The Mine Counter-Measures (MCM) force, consisting of minehunters from the UK, Netherlands and Norway, discovered the unexploded ordnance lying on the seabed, while taking part in the biannual Exercise in the waters around Loch Ewe.
After neutralising a US Mark 12 mine, the force finished off the exercise by disposing of a WW2 German mine, conducting a controlled explosion of the 70-year-old piece of ordnance.
Commander David Bence Royal Navy, who headed the Mine Warfare Battle Staff (MWBS) during Joint Warrior, said:
The Exercise has been a gratifying period of training for my staff, who have proved themselves ready for operational deployment abroad.
“Working with our international partners is of great benefit to all involved, and dealing with real ordnance alongside a well-developed, complex exercise scenario is always satisfying.
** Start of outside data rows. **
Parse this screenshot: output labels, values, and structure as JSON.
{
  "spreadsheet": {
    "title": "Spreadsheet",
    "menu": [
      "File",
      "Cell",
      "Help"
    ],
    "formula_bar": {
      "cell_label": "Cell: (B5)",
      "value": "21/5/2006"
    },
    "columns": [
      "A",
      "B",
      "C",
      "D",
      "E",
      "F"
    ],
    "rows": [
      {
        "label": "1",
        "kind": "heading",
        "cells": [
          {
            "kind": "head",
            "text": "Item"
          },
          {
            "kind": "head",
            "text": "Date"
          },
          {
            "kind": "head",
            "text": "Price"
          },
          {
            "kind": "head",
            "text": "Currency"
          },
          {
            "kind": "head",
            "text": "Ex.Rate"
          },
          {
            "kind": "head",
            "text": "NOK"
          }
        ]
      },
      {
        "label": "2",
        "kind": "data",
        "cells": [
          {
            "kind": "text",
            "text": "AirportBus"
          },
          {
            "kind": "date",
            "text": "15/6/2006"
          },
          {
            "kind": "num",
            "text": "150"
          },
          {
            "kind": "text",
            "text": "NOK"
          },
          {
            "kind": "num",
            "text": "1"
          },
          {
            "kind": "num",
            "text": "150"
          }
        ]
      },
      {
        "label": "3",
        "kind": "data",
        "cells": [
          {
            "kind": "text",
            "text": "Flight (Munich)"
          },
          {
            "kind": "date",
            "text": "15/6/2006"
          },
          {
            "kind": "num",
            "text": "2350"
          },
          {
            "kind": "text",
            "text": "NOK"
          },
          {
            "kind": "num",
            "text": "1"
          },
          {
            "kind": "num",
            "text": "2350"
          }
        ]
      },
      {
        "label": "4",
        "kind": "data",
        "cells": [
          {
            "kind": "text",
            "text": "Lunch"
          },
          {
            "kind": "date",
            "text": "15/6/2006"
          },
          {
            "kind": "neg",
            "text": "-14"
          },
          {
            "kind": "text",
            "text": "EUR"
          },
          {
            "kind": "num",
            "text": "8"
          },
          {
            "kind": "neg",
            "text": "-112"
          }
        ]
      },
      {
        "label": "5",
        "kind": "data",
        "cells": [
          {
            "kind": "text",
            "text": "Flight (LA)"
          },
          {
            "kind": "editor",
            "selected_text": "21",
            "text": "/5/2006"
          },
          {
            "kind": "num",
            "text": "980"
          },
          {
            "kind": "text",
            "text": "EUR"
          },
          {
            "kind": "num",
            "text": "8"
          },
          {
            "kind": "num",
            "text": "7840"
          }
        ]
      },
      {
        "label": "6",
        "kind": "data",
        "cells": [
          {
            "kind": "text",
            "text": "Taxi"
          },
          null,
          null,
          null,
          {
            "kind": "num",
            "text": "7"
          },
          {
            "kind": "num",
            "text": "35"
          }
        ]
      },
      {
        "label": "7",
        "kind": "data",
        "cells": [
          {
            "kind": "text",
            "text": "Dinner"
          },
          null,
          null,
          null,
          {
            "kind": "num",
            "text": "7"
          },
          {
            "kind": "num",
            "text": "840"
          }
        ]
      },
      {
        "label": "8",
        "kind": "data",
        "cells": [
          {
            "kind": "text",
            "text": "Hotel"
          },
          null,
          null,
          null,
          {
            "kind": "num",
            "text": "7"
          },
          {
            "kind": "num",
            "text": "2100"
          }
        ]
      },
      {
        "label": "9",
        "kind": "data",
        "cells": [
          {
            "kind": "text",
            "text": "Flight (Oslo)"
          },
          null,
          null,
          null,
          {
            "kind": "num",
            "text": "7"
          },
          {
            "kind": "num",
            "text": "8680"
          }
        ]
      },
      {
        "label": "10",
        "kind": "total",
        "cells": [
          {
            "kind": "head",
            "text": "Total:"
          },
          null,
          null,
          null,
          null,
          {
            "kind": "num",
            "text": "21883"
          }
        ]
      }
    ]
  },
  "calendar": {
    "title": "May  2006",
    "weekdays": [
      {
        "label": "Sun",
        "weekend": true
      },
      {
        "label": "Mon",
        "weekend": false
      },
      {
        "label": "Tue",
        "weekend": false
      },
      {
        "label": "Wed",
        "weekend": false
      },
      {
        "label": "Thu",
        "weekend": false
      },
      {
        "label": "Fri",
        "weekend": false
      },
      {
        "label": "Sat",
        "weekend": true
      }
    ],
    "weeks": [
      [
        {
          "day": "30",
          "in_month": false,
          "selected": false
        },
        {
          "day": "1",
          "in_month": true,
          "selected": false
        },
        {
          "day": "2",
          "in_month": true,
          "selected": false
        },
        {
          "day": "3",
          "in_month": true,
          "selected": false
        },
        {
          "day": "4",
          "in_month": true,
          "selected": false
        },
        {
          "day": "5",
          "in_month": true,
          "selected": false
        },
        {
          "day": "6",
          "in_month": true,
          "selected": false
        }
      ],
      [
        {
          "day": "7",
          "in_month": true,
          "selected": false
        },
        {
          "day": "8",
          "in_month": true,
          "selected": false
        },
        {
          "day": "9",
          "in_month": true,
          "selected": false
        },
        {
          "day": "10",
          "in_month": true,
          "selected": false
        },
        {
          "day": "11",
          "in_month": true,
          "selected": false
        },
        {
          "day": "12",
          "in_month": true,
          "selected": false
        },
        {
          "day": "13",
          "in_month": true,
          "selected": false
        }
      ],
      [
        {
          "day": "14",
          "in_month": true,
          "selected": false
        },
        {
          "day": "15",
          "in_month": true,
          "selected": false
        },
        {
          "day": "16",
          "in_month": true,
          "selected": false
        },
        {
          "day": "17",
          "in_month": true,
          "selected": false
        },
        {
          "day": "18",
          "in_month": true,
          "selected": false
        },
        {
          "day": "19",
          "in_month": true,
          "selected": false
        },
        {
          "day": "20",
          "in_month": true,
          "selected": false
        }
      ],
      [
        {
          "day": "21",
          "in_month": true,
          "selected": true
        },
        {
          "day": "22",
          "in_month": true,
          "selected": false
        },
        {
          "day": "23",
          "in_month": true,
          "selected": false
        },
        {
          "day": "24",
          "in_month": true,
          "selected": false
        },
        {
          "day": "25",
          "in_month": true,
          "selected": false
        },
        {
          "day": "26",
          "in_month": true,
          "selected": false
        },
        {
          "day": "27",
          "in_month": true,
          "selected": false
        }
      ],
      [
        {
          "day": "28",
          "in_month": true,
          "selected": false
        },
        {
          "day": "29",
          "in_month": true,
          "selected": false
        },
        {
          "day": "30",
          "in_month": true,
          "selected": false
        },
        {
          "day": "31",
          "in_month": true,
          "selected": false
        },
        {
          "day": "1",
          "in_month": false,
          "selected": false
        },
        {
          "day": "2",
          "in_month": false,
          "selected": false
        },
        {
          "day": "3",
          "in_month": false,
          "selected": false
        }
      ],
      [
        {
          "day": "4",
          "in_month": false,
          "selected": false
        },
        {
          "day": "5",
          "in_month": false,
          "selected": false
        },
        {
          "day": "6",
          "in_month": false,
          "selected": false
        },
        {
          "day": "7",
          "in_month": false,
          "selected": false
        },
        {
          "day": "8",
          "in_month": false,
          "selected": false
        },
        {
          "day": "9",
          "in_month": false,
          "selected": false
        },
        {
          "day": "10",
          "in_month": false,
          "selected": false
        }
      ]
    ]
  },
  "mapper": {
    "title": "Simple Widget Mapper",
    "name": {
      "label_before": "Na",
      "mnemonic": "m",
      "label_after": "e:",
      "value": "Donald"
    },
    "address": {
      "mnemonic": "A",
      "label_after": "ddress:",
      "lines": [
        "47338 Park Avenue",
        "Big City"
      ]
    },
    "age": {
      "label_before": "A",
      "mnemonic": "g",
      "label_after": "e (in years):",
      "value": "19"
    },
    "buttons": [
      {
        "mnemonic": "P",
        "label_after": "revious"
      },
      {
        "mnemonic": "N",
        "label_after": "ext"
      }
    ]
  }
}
It certainly underlines how cohesive and capable we are as a Mine Counter-Measures community.”
During the Second World War, Loch Ewe was used as a departure point for submarines working in the Atlantic, and as an assembly point for convoys heading to West Africa, North America and Russia.
“Port A”, as it was then known, would have been a valuable target for the enemy, and the Royal Navy used anti-submarine nets to protect its assets.